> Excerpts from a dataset
_____

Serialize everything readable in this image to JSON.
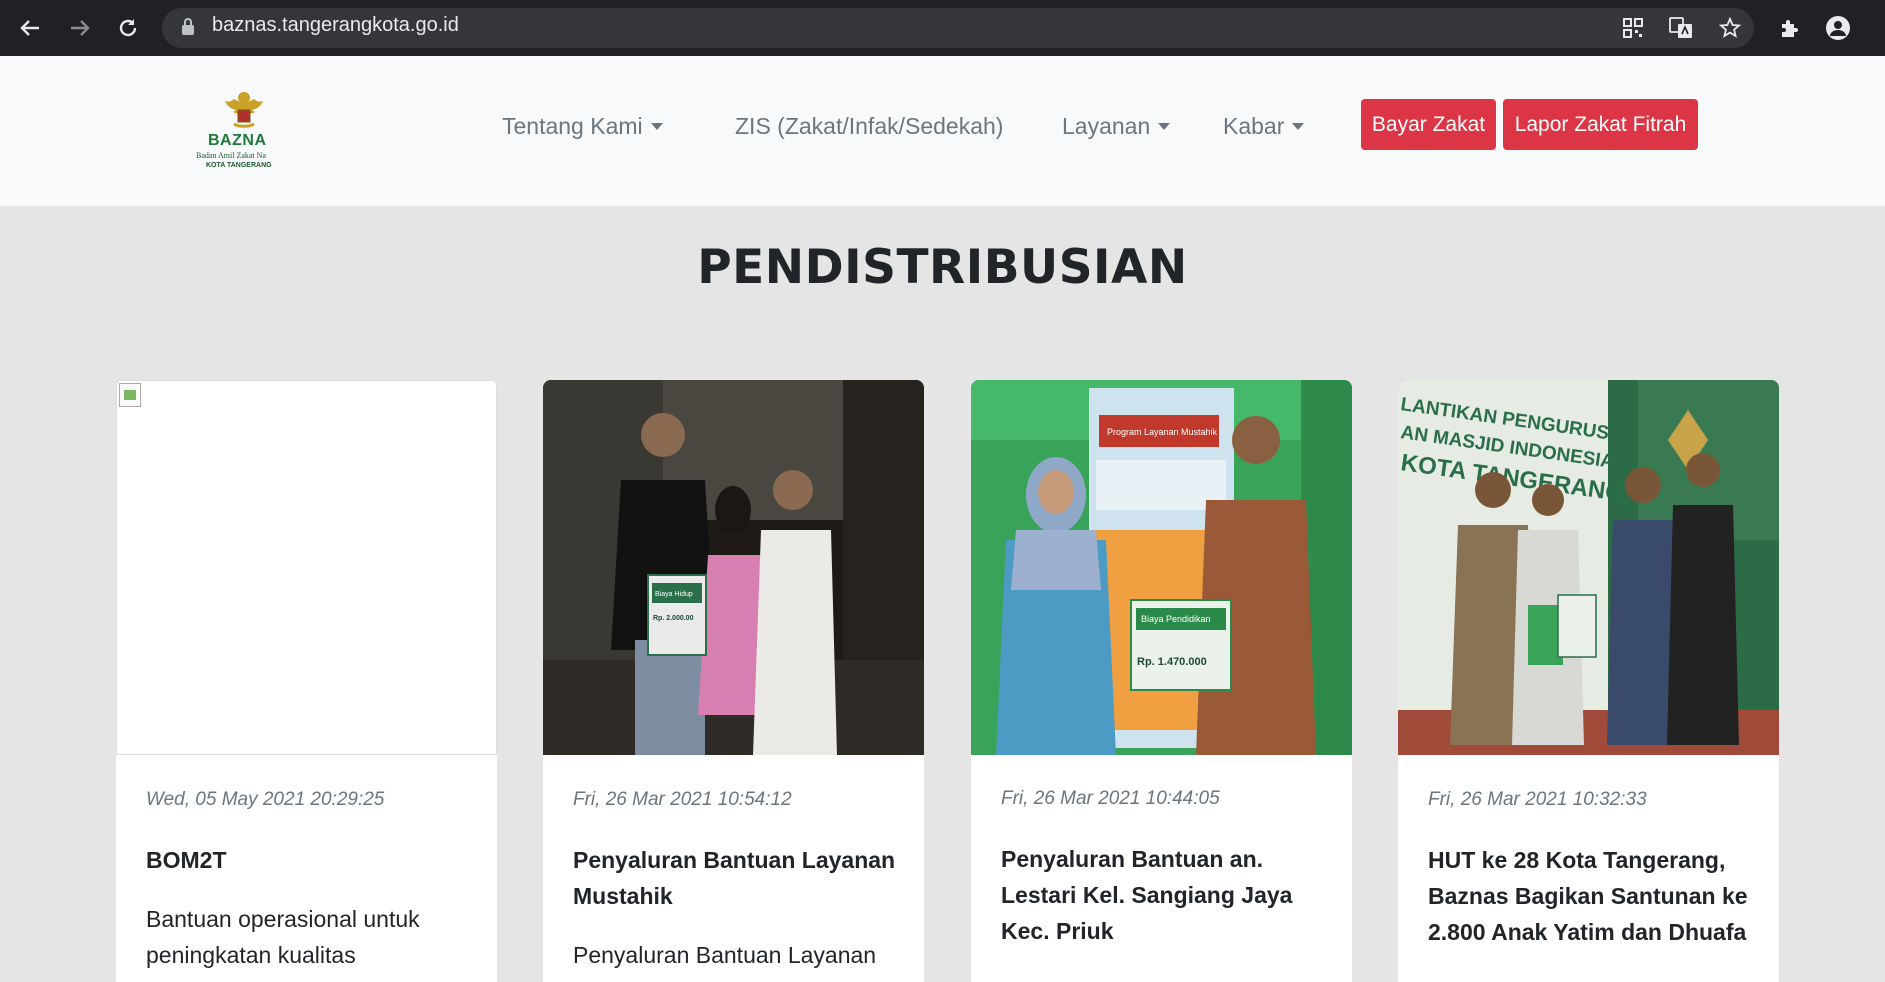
{
  "browser": {
    "url": "baznas.tangerangkota.go.id"
  },
  "header": {
    "logo": {
      "title": "BAZNA",
      "subtitle": "Badan Amil Zakat Na",
      "city": "KOTA TANGERANG"
    },
    "nav": [
      {
        "label": "Tentang Kami",
        "dropdown": true
      },
      {
        "label": "ZIS (Zakat/Infak/Sedekah)",
        "dropdown": false
      },
      {
        "label": "Layanan",
        "dropdown": true
      },
      {
        "label": "Kabar",
        "dropdown": true
      }
    ],
    "buttons": {
      "bayar_zakat": "Bayar Zakat",
      "lapor_zakat": "Lapor Zakat Fitrah"
    }
  },
  "section": {
    "title": "PENDISTRIBUSIAN"
  },
  "cards": [
    {
      "date": "Wed, 05 May 2021 20:29:25",
      "title": "BOM2T",
      "text": "Bantuan operasional untuk peningkatan kualitas"
    },
    {
      "date": "Fri, 26 Mar 2021 10:54:12",
      "title": "Penyaluran Bantuan Layanan Mustahik",
      "text": "Penyaluran Bantuan Layanan"
    },
    {
      "date": "Fri, 26 Mar 2021 10:44:05",
      "title": "Penyaluran Bantuan an. Lestari Kel. Sangiang Jaya Kec. Priuk",
      "text": ""
    },
    {
      "date": "Fri, 26 Mar 2021 10:32:33",
      "title": "HUT ke 28 Kota Tangerang, Baznas Bagikan Santunan ke 2.800 Anak Yatim dan Dhuafa",
      "text": ""
    }
  ],
  "photo_text": {
    "card2_sign": "Biaya Hidup",
    "card2_amount": "Rp. 2.000.00",
    "card3_banner": "Program Layanan Mustahik",
    "card3_sign": "Biaya Pendidikan",
    "card3_amount": "Rp. 1.470.000",
    "card4_banner_1": "LANTIKAN PENGURUS",
    "card4_banner_2": "AN MASJID INDONESIA",
    "card4_banner_3": "KOTA TANGERANG"
  },
  "colors": {
    "brand_red": "#dc3545",
    "logo_green": "#1e7a3c"
  },
  "icons": [
    "back-arrow-icon",
    "forward-arrow-icon",
    "reload-icon",
    "lock-icon",
    "qr-code-icon",
    "translate-icon",
    "star-icon",
    "extensions-icon",
    "profile-icon",
    "caret-down-icon",
    "garuda-emblem-icon",
    "broken-image-icon"
  ]
}
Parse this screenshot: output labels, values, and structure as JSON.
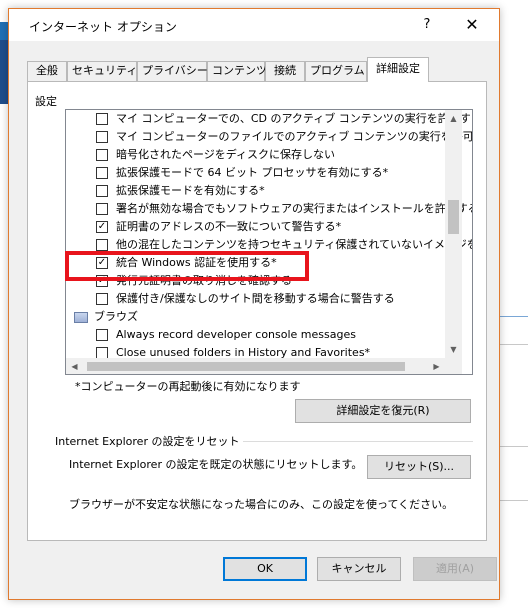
{
  "dialog": {
    "title": "インターネット オプション",
    "help_label": "?",
    "close_label": "✕"
  },
  "tabs": [
    {
      "label": "全般"
    },
    {
      "label": "セキュリティ"
    },
    {
      "label": "プライバシー"
    },
    {
      "label": "コンテンツ"
    },
    {
      "label": "接続"
    },
    {
      "label": "プログラム"
    },
    {
      "label": "詳細設定",
      "active": true
    }
  ],
  "settings_section_label": "設定",
  "settings_list": [
    {
      "label": "マイ コンピューターでの、CD のアクティブ コンテンツの実行を許可する*",
      "checked": false
    },
    {
      "label": "マイ コンピューターのファイルでのアクティブ コンテンツの実行を許可する*",
      "checked": false
    },
    {
      "label": "暗号化されたページをディスクに保存しない",
      "checked": false
    },
    {
      "label": "拡張保護モードで 64 ビット プロセッサを有効にする*",
      "checked": false
    },
    {
      "label": "拡張保護モードを有効にする*",
      "checked": false
    },
    {
      "label": "署名が無効な場合でもソフトウェアの実行またはインストールを許可する",
      "checked": false
    },
    {
      "label": "証明書のアドレスの不一致について警告する*",
      "checked": true
    },
    {
      "label": "他の混在したコンテンツを持つセキュリティ保護されていないイメージをブ",
      "checked": false
    },
    {
      "label": "統合 Windows 認証を使用する*",
      "checked": true
    },
    {
      "label": "発行元証明書の取り消しを確認する",
      "checked": true
    },
    {
      "label": "保護付き/保護なしのサイト間を移動する場合に警告する",
      "checked": false
    }
  ],
  "category": {
    "label": "ブラウズ"
  },
  "browse_list": [
    {
      "label": "Always record developer console messages",
      "checked": false
    },
    {
      "label": "Close unused folders in History and Favorites*",
      "checked": false
    }
  ],
  "check_mark": "✓",
  "scroll_icons": {
    "up": "▲",
    "down": "▼",
    "left": "◀",
    "right": "▶"
  },
  "restart_note": "*コンピューターの再起動後に有効になります",
  "restore_button": "詳細設定を復元(R)",
  "reset_section": {
    "title": "Internet Explorer の設定をリセット",
    "description": "Internet Explorer の設定を既定の状態にリセットします。",
    "button": "リセット(S)...",
    "note": "ブラウザーが不安定な状態になった場合にのみ、この設定を使ってください。"
  },
  "footer": {
    "ok": "OK",
    "cancel": "キャンセル",
    "apply": "適用(A)"
  },
  "colors": {
    "highlight": "#e8141c",
    "accent": "#0078d7",
    "dialog_border": "#e07a2f"
  }
}
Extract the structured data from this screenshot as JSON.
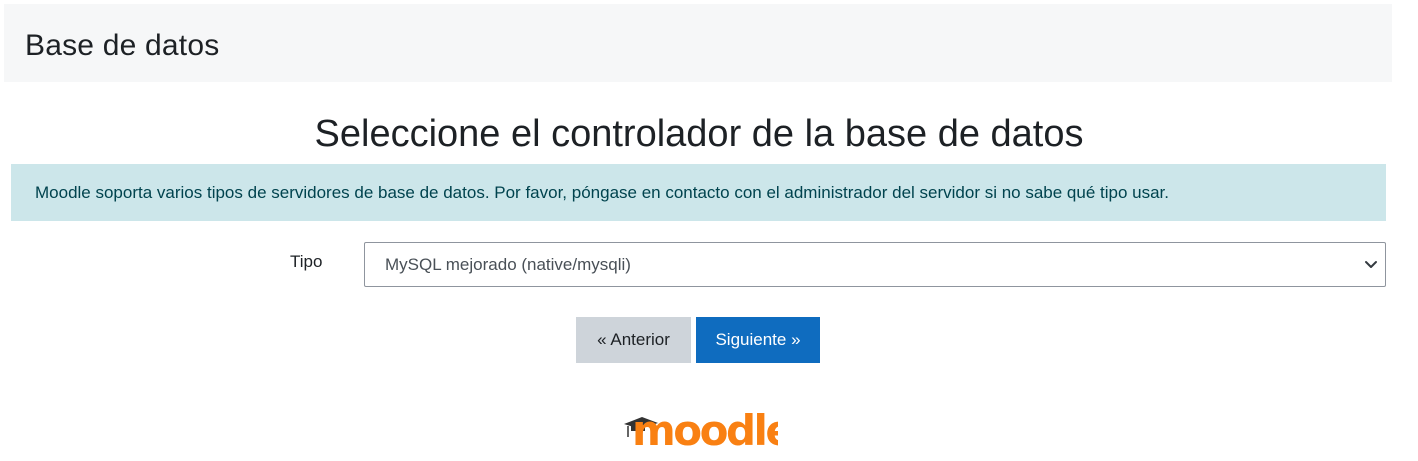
{
  "header": {
    "title": "Base de datos"
  },
  "main": {
    "title": "Seleccione el controlador de la base de datos",
    "alert_text": "Moodle soporta varios tipos de servidores de base de datos. Por favor, póngase en contacto con el administrador del servidor si no sabe qué tipo usar.",
    "type_label": "Tipo",
    "type_selected": "MySQL mejorado (native/mysqli)"
  },
  "buttons": {
    "previous_label": "« Anterior",
    "next_label": "Siguiente »"
  },
  "footer": {
    "logo_text": "moodle",
    "logo_icon": "graduation-cap-icon"
  },
  "colors": {
    "header_bg": "#f6f7f8",
    "alert_bg": "#cce6ea",
    "alert_text": "#00434e",
    "primary_button": "#0f6cbf",
    "secondary_button": "#ced4da",
    "logo_orange": "#f98012",
    "logo_cap": "#333333"
  }
}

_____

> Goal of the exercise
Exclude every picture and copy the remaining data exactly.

> Exercise result
Serialize everything readable in this image to JSON.
{
  "browser": {
    "url": "baznas.tangerangkota.go.id"
  },
  "header": {
    "logo": {
      "title": "BAZNA",
      "subtitle": "Badan Amil Zakat Na",
      "city": "KOTA TANGERANG"
    },
    "nav": [
      {
        "label": "Tentang Kami",
        "dropdown": true
      },
      {
        "label": "ZIS (Zakat/Infak/Sedekah)",
        "dropdown": false
      },
      {
        "label": "Layanan",
        "dropdown": true
      },
      {
        "label": "Kabar",
        "dropdown": true
      }
    ],
    "buttons": {
      "bayar_zakat": "Bayar Zakat",
      "lapor_zakat": "Lapor Zakat Fitrah"
    }
  },
  "section": {
    "title": "PENDISTRIBUSIAN"
  },
  "cards": [
    {
      "date": "Wed, 05 May 2021 20:29:25",
      "title": "BOM2T",
      "text": "Bantuan operasional untuk peningkatan kualitas"
    },
    {
      "date": "Fri, 26 Mar 2021 10:54:12",
      "title": "Penyaluran Bantuan Layanan Mustahik",
      "text": "Penyaluran Bantuan Layanan"
    },
    {
      "date": "Fri, 26 Mar 2021 10:44:05",
      "title": "Penyaluran Bantuan an. Lestari Kel. Sangiang Jaya Kec. Priuk",
      "text": ""
    },
    {
      "date": "Fri, 26 Mar 2021 10:32:33",
      "title": "HUT ke 28 Kota Tangerang, Baznas Bagikan Santunan ke 2.800 Anak Yatim dan Dhuafa",
      "text": ""
    }
  ],
  "photo_text": {
    "card2_sign": "Biaya Hidup",
    "card2_amount": "Rp. 2.000.00",
    "card3_banner": "Program Layanan Mustahik",
    "card3_sign": "Biaya Pendidikan",
    "card3_amount": "Rp. 1.470.000",
    "card4_banner_1": "LANTIKAN PENGURUS",
    "card4_banner_2": "AN MASJID INDONESIA",
    "card4_banner_3": "KOTA TANGERANG"
  },
  "colors": {
    "brand_red": "#dc3545",
    "logo_green": "#1e7a3c"
  },
  "icons": [
    "back-arrow-icon",
    "forward-arrow-icon",
    "reload-icon",
    "lock-icon",
    "qr-code-icon",
    "translate-icon",
    "star-icon",
    "extensions-icon",
    "profile-icon",
    "caret-down-icon",
    "garuda-emblem-icon",
    "broken-image-icon"
  ]
}
Parse this screenshot: output labels, values, and structure as JSON.
{
  "dialog": {
    "title": "インターネット オプション",
    "help_label": "?",
    "close_label": "✕"
  },
  "tabs": [
    {
      "label": "全般"
    },
    {
      "label": "セキュリティ"
    },
    {
      "label": "プライバシー"
    },
    {
      "label": "コンテンツ"
    },
    {
      "label": "接続"
    },
    {
      "label": "プログラム"
    },
    {
      "label": "詳細設定",
      "active": true
    }
  ],
  "settings_section_label": "設定",
  "settings_list": [
    {
      "label": "マイ コンピューターでの、CD のアクティブ コンテンツの実行を許可する*",
      "checked": false
    },
    {
      "label": "マイ コンピューターのファイルでのアクティブ コンテンツの実行を許可する*",
      "checked": false
    },
    {
      "label": "暗号化されたページをディスクに保存しない",
      "checked": false
    },
    {
      "label": "拡張保護モードで 64 ビット プロセッサを有効にする*",
      "checked": false
    },
    {
      "label": "拡張保護モードを有効にする*",
      "checked": false
    },
    {
      "label": "署名が無効な場合でもソフトウェアの実行またはインストールを許可する",
      "checked": false
    },
    {
      "label": "証明書のアドレスの不一致について警告する*",
      "checked": true
    },
    {
      "label": "他の混在したコンテンツを持つセキュリティ保護されていないイメージをブ",
      "checked": false
    },
    {
      "label": "統合 Windows 認証を使用する*",
      "checked": true
    },
    {
      "label": "発行元証明書の取り消しを確認する",
      "checked": true
    },
    {
      "label": "保護付き/保護なしのサイト間を移動する場合に警告する",
      "checked": false
    }
  ],
  "category": {
    "label": "ブラウズ"
  },
  "browse_list": [
    {
      "label": "Always record developer console messages",
      "checked": false
    },
    {
      "label": "Close unused folders in History and Favorites*",
      "checked": false
    }
  ],
  "check_mark": "✓",
  "scroll_icons": {
    "up": "▲",
    "down": "▼",
    "left": "◀",
    "right": "▶"
  },
  "restart_note": "*コンピューターの再起動後に有効になります",
  "restore_button": "詳細設定を復元(R)",
  "reset_section": {
    "title": "Internet Explorer の設定をリセット",
    "description": "Internet Explorer の設定を既定の状態にリセットします。",
    "button": "リセット(S)...",
    "note": "ブラウザーが不安定な状態になった場合にのみ、この設定を使ってください。"
  },
  "footer": {
    "ok": "OK",
    "cancel": "キャンセル",
    "apply": "適用(A)"
  },
  "colors": {
    "highlight": "#e8141c",
    "accent": "#0078d7",
    "dialog_border": "#e07a2f"
  }
}
Extract the structured data from this screenshot as JSON.
{
  "header": {
    "title": "Base de datos"
  },
  "main": {
    "title": "Seleccione el controlador de la base de datos",
    "alert_text": "Moodle soporta varios tipos de servidores de base de datos. Por favor, póngase en contacto con el administrador del servidor si no sabe qué tipo usar.",
    "type_label": "Tipo",
    "type_selected": "MySQL mejorado (native/mysqli)"
  },
  "buttons": {
    "previous_label": "« Anterior",
    "next_label": "Siguiente »"
  },
  "footer": {
    "logo_text": "moodle",
    "logo_icon": "graduation-cap-icon"
  },
  "colors": {
    "header_bg": "#f6f7f8",
    "alert_bg": "#cce6ea",
    "alert_text": "#00434e",
    "primary_button": "#0f6cbf",
    "secondary_button": "#ced4da",
    "logo_orange": "#f98012",
    "logo_cap": "#333333"
  }
}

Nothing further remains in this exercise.